─── GIVEN ENTRIES ───

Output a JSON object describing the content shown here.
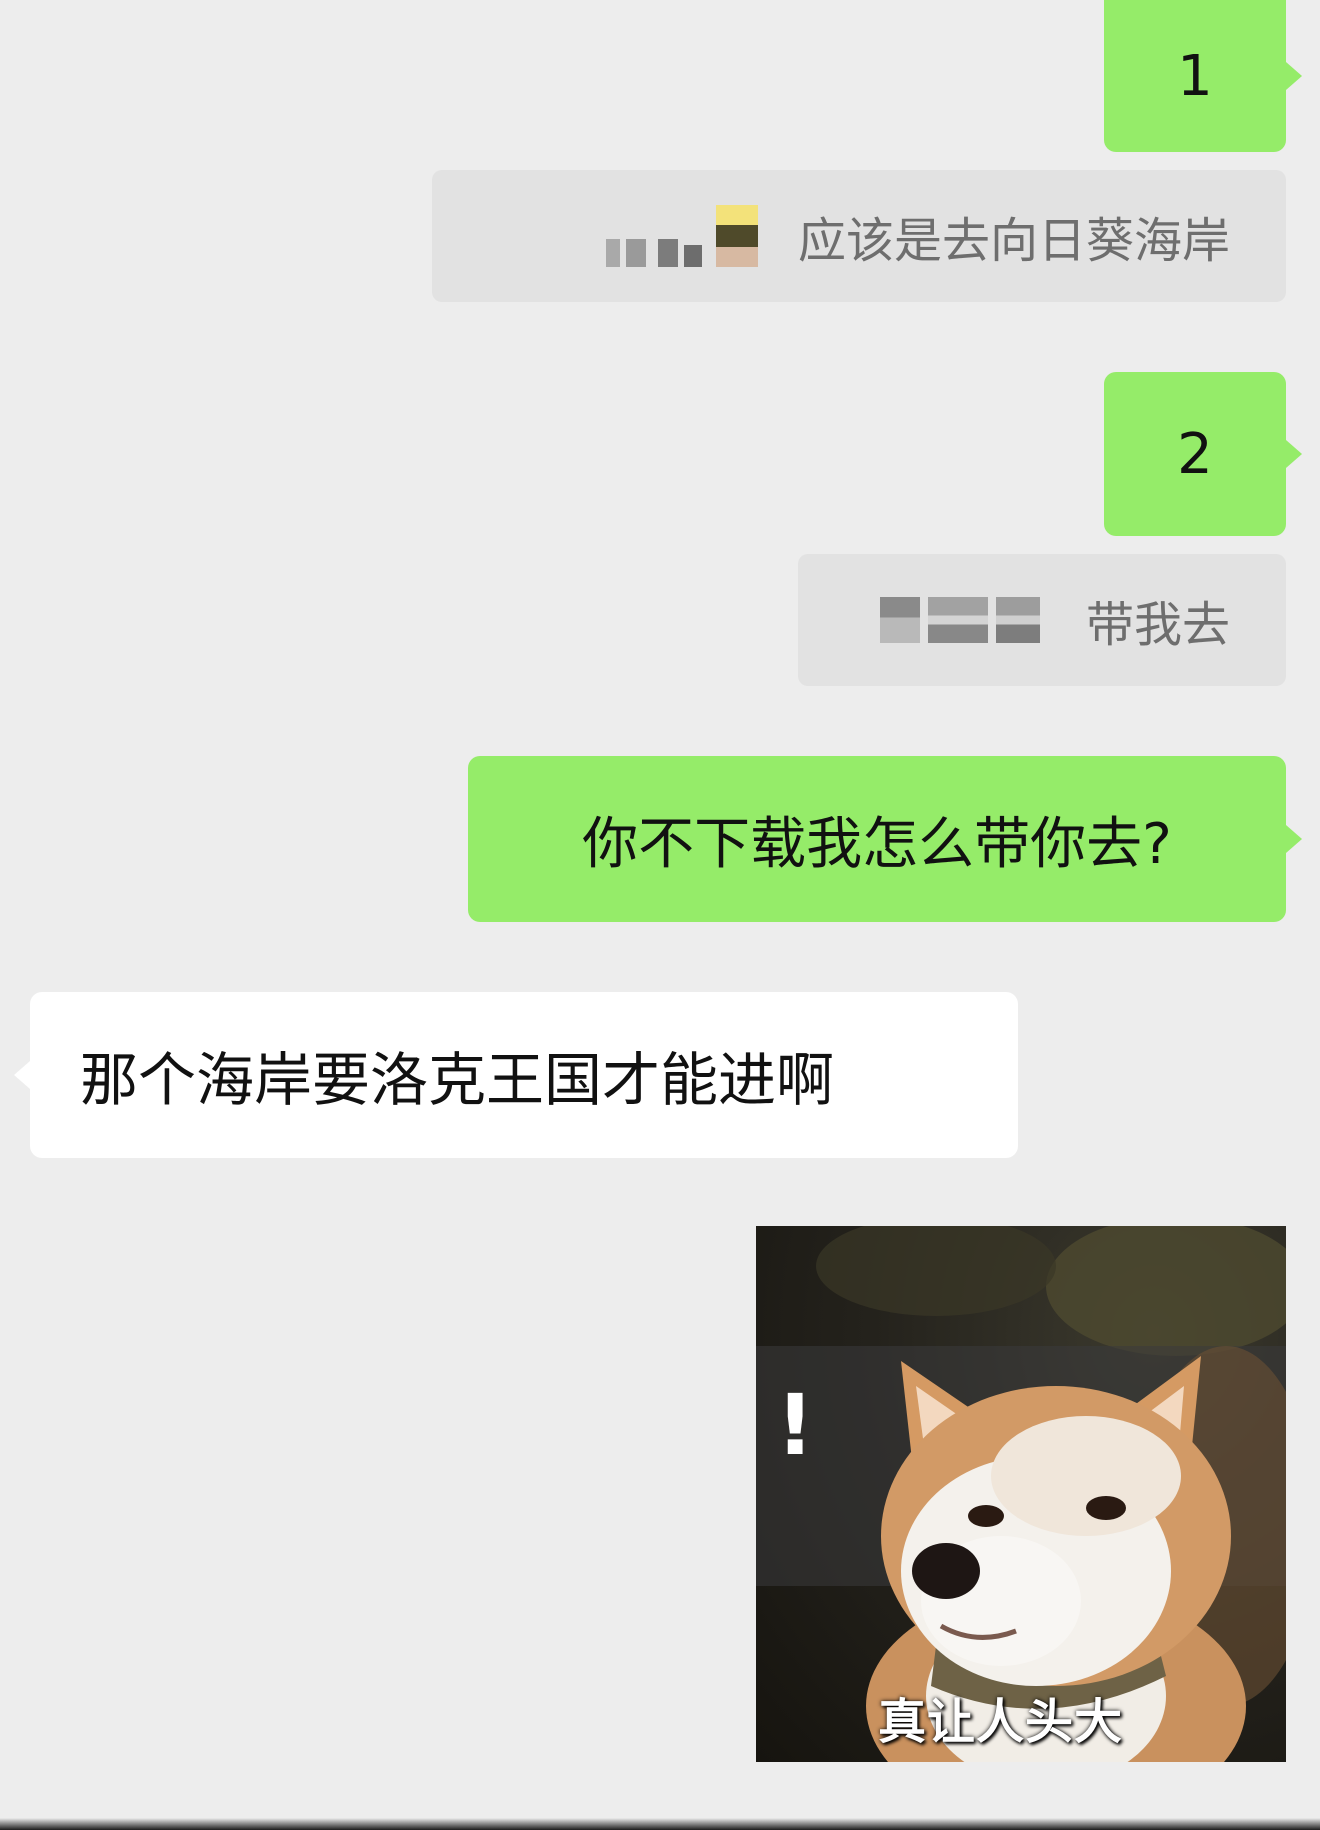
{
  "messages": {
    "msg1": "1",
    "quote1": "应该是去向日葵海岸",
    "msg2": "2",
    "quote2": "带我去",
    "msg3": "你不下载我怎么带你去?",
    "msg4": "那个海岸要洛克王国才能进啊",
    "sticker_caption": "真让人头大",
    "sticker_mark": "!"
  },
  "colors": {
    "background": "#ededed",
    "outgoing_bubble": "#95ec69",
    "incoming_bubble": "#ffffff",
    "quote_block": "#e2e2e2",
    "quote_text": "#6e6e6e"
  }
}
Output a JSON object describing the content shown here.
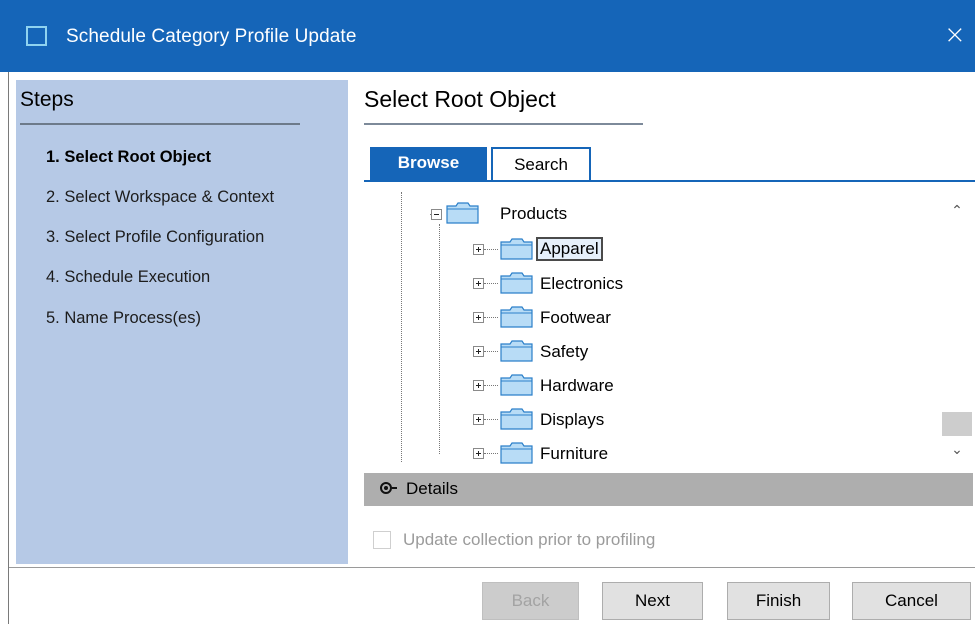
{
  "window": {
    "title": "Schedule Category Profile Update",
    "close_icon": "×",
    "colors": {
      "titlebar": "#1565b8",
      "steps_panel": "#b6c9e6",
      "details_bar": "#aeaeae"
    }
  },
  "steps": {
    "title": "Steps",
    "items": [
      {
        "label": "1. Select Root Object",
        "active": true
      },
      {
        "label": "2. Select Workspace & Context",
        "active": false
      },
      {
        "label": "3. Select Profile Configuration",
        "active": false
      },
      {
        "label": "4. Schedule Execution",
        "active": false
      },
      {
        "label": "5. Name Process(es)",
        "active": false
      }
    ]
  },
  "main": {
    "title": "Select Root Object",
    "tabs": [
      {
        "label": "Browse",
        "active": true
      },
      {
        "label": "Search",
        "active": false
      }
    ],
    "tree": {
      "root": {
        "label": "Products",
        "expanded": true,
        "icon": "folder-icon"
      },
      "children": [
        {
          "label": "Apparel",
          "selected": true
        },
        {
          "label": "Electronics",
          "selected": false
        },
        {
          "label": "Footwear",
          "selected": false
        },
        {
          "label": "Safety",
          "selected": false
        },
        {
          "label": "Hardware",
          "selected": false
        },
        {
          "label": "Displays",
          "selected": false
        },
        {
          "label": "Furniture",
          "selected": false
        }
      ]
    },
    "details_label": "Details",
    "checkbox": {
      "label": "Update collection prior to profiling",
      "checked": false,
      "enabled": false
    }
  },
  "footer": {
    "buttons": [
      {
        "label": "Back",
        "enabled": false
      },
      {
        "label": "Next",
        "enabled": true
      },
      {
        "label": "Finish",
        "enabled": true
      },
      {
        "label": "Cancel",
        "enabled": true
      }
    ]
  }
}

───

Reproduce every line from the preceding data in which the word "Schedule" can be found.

▶ ANSWER SPACE:
    "title": "Schedule Category Profile Update",
        "label": "4. Schedule Execution",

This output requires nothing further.